Your response should consist of one number, the count of lines below that contain "true".

* **RECORDS FOR THIS TASK**
* * * * *

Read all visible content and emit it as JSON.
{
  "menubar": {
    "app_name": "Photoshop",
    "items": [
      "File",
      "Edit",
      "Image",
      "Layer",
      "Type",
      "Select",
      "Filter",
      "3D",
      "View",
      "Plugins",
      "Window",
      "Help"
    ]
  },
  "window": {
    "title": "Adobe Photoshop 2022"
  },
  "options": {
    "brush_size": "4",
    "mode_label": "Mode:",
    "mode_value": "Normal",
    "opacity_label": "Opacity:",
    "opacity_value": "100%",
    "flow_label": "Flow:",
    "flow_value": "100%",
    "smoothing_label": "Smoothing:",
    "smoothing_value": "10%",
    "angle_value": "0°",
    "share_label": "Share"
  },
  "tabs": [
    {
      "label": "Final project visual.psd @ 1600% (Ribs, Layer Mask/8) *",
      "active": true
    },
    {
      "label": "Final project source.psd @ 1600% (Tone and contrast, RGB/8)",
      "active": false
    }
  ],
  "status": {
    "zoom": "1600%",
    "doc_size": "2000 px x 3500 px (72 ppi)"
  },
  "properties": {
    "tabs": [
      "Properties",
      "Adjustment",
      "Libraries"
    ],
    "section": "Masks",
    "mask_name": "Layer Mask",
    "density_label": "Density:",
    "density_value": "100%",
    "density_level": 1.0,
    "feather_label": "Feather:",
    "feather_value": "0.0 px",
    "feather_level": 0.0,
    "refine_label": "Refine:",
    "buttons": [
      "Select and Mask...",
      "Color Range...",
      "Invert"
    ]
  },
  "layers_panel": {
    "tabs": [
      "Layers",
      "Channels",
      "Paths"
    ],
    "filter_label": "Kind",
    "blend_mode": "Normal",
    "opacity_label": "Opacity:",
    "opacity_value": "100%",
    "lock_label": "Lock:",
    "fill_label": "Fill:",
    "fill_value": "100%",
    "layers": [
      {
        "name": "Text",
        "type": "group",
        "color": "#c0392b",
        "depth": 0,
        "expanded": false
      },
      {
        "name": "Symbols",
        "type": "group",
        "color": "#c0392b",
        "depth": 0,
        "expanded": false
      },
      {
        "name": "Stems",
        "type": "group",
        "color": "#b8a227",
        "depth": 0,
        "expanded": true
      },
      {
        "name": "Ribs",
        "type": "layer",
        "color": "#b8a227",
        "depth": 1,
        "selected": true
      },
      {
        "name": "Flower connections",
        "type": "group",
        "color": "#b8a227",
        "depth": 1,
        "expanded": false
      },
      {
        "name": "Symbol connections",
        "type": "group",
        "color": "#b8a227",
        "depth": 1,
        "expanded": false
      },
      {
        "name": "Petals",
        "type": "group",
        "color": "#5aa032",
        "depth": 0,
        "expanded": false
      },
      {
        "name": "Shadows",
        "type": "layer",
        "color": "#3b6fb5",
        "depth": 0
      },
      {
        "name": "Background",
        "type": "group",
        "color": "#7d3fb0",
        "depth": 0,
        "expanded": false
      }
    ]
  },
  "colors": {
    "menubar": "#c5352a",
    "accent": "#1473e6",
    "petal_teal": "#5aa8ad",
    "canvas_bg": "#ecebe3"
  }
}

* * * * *

* **SOLUTION BELOW**
3